- Goal of the exercise
An exact reproduction of every record is required.

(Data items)
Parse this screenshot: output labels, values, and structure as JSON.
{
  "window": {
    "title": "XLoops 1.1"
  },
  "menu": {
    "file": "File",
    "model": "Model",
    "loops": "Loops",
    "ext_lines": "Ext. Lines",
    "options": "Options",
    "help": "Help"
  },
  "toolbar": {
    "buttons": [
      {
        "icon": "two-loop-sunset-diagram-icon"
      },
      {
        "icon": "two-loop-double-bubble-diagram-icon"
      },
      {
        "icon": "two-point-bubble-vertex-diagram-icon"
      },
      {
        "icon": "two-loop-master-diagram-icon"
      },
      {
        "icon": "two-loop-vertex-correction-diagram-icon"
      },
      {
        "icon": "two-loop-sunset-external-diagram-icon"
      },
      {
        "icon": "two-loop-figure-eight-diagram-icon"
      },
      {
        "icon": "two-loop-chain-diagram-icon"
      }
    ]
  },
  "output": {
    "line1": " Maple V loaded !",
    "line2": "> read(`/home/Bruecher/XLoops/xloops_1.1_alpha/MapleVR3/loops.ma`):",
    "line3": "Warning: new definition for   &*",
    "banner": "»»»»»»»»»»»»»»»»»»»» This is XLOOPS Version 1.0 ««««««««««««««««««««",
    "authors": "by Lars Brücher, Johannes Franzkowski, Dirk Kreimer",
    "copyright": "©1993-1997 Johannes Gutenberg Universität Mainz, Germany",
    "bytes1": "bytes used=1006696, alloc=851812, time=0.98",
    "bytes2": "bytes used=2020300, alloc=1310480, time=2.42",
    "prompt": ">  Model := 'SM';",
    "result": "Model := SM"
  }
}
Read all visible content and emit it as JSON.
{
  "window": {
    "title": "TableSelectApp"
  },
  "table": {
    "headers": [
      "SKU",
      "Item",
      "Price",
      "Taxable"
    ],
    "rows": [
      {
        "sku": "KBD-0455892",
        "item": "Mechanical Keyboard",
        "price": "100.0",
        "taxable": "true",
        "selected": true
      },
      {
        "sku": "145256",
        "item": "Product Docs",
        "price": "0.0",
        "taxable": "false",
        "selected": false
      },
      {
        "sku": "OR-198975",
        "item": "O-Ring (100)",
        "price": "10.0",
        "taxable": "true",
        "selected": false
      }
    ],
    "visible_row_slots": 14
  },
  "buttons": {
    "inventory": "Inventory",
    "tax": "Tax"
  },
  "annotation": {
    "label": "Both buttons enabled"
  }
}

- Answer for this exercise
Parse this screenshot: output labels, values, and structure as JSON.
{
  "window": {
    "title": "XLoops 1.1"
  },
  "menu": {
    "file": "File",
    "model": "Model",
    "loops": "Loops",
    "ext_lines": "Ext. Lines",
    "options": "Options",
    "help": "Help"
  },
  "toolbar": {
    "buttons": [
      {
        "icon": "two-loop-sunset-diagram-icon"
      },
      {
        "icon": "two-loop-double-bubble-diagram-icon"
      },
      {
        "icon": "two-point-bubble-vertex-diagram-icon"
      },
      {
        "icon": "two-loop-master-diagram-icon"
      },
      {
        "icon": "two-loop-vertex-correction-diagram-icon"
      },
      {
        "icon": "two-loop-sunset-external-diagram-icon"
      },
      {
        "icon": "two-loop-figure-eight-diagram-icon"
      },
      {
        "icon": "two-loop-chain-diagram-icon"
      }
    ]
  },
  "output": {
    "line1": " Maple V loaded !",
    "line2": "> read(`/home/Bruecher/XLoops/xloops_1.1_alpha/MapleVR3/loops.ma`):",
    "line3": "Warning: new definition for   &*",
    "banner": "»»»»»»»»»»»»»»»»»»»» This is XLOOPS Version 1.0 ««««««««««««««««««««",
    "authors": "by Lars Brücher, Johannes Franzkowski, Dirk Kreimer",
    "copyright": "©1993-1997 Johannes Gutenberg Universität Mainz, Germany",
    "bytes1": "bytes used=1006696, alloc=851812, time=0.98",
    "bytes2": "bytes used=2020300, alloc=1310480, time=2.42",
    "prompt": ">  Model := 'SM';",
    "result": "Model := SM"
  }
}
Read all visible content and emit it as JSON.
{
  "window": {
    "title": "TableSelectApp"
  },
  "table": {
    "headers": [
      "SKU",
      "Item",
      "Price",
      "Taxable"
    ],
    "rows": [
      {
        "sku": "KBD-0455892",
        "item": "Mechanical Keyboard",
        "price": "100.0",
        "taxable": "true",
        "selected": true
      },
      {
        "sku": "145256",
        "item": "Product Docs",
        "price": "0.0",
        "taxable": "false",
        "selected": false
      },
      {
        "sku": "OR-198975",
        "item": "O-Ring (100)",
        "price": "10.0",
        "taxable": "true",
        "selected": false
      }
    ],
    "visible_row_slots": 14
  },
  "buttons": {
    "inventory": "Inventory",
    "tax": "Tax"
  },
  "annotation": {
    "label": "Both buttons enabled"
  }
}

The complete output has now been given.